GIVEN DATA.
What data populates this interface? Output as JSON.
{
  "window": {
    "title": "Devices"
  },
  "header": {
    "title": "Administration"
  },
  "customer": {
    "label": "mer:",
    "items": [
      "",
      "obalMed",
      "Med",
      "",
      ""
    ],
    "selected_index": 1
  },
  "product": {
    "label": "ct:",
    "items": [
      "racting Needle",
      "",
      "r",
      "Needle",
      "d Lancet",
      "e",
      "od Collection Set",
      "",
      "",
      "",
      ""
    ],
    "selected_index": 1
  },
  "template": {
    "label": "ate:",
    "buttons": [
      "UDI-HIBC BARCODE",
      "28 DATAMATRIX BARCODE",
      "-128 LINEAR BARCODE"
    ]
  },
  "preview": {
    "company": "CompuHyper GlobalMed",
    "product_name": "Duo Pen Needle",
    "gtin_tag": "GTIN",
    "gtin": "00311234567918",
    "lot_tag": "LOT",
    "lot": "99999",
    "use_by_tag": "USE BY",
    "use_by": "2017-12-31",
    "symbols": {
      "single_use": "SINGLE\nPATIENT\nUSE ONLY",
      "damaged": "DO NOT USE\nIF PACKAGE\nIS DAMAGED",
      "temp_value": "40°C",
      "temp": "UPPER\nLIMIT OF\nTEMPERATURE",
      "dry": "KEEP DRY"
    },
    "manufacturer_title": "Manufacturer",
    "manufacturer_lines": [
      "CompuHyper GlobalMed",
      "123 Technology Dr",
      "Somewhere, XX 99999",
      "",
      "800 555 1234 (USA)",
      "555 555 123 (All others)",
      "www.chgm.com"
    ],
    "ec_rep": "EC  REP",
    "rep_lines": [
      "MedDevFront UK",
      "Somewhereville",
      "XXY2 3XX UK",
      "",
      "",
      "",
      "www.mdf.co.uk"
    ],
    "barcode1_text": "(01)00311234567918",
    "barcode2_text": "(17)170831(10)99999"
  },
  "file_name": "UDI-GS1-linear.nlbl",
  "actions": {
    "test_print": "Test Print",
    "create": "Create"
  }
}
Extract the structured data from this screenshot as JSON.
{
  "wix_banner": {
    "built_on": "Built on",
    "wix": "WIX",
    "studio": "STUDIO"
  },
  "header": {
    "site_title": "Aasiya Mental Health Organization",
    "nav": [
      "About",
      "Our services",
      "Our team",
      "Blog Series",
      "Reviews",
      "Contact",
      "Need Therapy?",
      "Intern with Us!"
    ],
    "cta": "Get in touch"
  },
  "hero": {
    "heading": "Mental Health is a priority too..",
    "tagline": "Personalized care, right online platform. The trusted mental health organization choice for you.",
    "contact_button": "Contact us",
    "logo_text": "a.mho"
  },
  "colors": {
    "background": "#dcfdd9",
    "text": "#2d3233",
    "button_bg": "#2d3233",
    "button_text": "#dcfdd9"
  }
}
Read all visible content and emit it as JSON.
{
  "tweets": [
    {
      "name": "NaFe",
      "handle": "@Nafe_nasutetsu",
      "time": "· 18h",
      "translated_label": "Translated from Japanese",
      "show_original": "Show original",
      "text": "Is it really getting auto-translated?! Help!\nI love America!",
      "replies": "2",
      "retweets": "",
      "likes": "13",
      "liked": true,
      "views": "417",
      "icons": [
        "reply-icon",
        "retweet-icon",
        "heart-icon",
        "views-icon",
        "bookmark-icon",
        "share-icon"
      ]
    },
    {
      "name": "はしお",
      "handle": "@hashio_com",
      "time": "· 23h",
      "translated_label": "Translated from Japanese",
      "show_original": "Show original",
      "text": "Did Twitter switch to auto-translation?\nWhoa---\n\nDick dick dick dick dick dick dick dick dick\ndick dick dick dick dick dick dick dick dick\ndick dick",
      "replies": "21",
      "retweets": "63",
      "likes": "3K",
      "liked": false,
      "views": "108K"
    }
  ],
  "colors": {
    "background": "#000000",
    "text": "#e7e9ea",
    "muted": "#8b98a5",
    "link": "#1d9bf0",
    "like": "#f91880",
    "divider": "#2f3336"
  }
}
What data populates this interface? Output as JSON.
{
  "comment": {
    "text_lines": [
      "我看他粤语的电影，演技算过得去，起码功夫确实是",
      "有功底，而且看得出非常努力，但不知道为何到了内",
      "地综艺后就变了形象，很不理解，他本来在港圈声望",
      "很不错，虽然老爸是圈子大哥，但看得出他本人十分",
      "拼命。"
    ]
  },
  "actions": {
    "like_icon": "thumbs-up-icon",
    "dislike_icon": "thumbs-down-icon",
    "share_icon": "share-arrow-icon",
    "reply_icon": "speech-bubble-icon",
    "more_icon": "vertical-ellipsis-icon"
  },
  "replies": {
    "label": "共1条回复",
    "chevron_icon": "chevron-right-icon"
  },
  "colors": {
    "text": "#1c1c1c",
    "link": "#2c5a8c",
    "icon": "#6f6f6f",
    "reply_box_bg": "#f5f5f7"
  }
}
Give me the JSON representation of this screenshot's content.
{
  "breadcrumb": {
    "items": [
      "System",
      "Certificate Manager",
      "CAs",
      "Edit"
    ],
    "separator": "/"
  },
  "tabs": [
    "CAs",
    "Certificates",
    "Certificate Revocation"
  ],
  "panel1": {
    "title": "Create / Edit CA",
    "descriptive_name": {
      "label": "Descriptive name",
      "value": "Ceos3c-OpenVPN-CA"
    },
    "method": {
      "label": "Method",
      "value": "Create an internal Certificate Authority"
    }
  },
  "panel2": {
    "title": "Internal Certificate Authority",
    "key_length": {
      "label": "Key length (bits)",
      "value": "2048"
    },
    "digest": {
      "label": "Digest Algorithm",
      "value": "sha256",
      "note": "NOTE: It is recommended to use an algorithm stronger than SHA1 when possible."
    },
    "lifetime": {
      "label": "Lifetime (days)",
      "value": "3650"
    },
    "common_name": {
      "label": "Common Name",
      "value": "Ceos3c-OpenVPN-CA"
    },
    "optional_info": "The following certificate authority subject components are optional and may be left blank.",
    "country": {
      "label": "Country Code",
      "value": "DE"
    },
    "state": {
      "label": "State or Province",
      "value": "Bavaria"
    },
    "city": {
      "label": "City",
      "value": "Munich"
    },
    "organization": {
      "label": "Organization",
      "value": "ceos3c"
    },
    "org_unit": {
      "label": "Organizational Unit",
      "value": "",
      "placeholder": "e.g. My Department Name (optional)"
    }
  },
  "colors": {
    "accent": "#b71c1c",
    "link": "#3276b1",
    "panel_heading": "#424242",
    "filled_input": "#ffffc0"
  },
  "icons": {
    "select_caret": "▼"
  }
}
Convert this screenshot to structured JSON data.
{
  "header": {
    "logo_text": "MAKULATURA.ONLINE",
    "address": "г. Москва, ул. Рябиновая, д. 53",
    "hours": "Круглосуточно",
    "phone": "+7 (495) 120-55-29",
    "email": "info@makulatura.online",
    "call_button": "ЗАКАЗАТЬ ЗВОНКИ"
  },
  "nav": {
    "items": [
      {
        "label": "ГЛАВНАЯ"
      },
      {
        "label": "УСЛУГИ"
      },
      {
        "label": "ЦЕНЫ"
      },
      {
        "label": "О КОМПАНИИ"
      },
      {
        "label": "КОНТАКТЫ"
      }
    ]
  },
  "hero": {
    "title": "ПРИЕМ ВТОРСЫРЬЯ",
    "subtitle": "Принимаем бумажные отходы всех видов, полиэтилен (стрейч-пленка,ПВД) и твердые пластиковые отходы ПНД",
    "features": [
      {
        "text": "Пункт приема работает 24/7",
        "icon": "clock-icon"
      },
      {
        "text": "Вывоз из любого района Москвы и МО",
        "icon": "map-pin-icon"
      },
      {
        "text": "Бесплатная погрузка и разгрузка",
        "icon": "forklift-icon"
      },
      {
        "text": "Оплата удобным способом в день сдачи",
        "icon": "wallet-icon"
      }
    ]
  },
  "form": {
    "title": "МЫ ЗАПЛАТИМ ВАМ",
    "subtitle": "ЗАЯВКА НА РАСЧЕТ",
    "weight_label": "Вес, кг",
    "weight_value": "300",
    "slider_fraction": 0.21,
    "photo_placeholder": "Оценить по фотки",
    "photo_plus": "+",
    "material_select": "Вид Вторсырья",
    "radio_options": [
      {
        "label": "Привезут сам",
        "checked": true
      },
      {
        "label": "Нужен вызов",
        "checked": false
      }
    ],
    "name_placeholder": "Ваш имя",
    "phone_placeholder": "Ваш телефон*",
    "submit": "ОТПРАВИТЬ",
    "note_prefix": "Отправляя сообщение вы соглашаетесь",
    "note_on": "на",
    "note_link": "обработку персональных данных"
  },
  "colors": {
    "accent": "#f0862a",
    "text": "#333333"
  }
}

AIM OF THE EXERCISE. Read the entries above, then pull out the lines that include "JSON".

TASK RESPONSE.
What data populates this interface? Output as JSON.
Extract the structured data from this screenshot as JSON.
Read all visible content and emit it as JSON.
What data populates this interface? Output as JSON.
Give me the JSON representation of this screenshot's content.
Convert this screenshot to structured JSON data.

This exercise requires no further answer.